In any case, getting an education in this republic is getting costlier and costlier every year. Many colleges are now set to increase their fees. Even enrolling in the public schools has become rather expensive with all sorts of contributions being asked by the teachers. Every little activity being set, the teachers ask the pupils or the students to pay for the cost. Of course, you can hardly blame the mentors for doing so because they can’t afford to put up the cost with the amount of monthly pay they get.

On the other hand, teachers should find ways to limit the projects and activities to within the capability of the parent’s pockets. Last week, the Buanoy High School in Balamban scheduled a field trip of their students—I am not sure whether they were all graduating—to the Don Bosco cooperative vocational school. On the way back, the bus hired by the school met an accident, and more than a dozen students were injured, and had to be hospitalized. Who should pay the cost of hospitalization?

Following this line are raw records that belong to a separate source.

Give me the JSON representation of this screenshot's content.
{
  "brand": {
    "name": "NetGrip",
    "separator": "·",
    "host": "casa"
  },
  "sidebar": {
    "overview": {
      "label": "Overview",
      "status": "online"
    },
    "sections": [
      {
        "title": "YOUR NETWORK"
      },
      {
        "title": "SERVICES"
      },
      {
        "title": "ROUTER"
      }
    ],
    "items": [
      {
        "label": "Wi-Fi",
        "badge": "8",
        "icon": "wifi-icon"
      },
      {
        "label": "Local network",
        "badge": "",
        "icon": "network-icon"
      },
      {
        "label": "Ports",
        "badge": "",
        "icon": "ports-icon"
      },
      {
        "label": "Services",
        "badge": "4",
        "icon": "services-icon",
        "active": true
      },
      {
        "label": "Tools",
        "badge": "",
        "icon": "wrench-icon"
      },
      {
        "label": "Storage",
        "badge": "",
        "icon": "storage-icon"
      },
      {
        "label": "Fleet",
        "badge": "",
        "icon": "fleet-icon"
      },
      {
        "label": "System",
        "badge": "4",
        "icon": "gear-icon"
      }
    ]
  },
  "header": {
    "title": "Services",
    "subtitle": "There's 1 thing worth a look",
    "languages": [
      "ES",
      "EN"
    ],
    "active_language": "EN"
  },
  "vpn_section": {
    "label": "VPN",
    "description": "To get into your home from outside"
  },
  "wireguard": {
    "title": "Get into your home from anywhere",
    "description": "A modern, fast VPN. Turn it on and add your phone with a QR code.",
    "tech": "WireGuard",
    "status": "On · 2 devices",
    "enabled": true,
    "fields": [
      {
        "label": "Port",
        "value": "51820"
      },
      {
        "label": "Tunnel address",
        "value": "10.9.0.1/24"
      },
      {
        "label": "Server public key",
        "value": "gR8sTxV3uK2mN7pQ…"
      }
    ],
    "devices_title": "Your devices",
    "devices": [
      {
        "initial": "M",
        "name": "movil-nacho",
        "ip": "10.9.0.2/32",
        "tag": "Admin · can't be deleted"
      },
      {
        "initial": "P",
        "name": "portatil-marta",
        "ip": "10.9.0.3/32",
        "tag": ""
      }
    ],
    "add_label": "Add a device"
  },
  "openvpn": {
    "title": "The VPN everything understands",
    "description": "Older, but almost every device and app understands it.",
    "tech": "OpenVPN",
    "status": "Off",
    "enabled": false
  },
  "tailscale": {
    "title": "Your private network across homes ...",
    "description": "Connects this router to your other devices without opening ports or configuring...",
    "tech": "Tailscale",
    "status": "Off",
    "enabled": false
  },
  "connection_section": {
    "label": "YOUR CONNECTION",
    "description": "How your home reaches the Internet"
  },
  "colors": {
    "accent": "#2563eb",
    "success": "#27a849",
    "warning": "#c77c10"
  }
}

I am not trying to be a kill joy to the graduating students and their parents who want to make the graduation of their children a memorable thing. That is why many parents do not hesitate to agreeing having their kids wear toga during the exercise, and some of them would even celebrate with a party at home the night of graduation. But that is already a private matter, and has nothing to do with the whims of school officials regarding how they would celebrate their commencement exercises at whatever amount it would cost.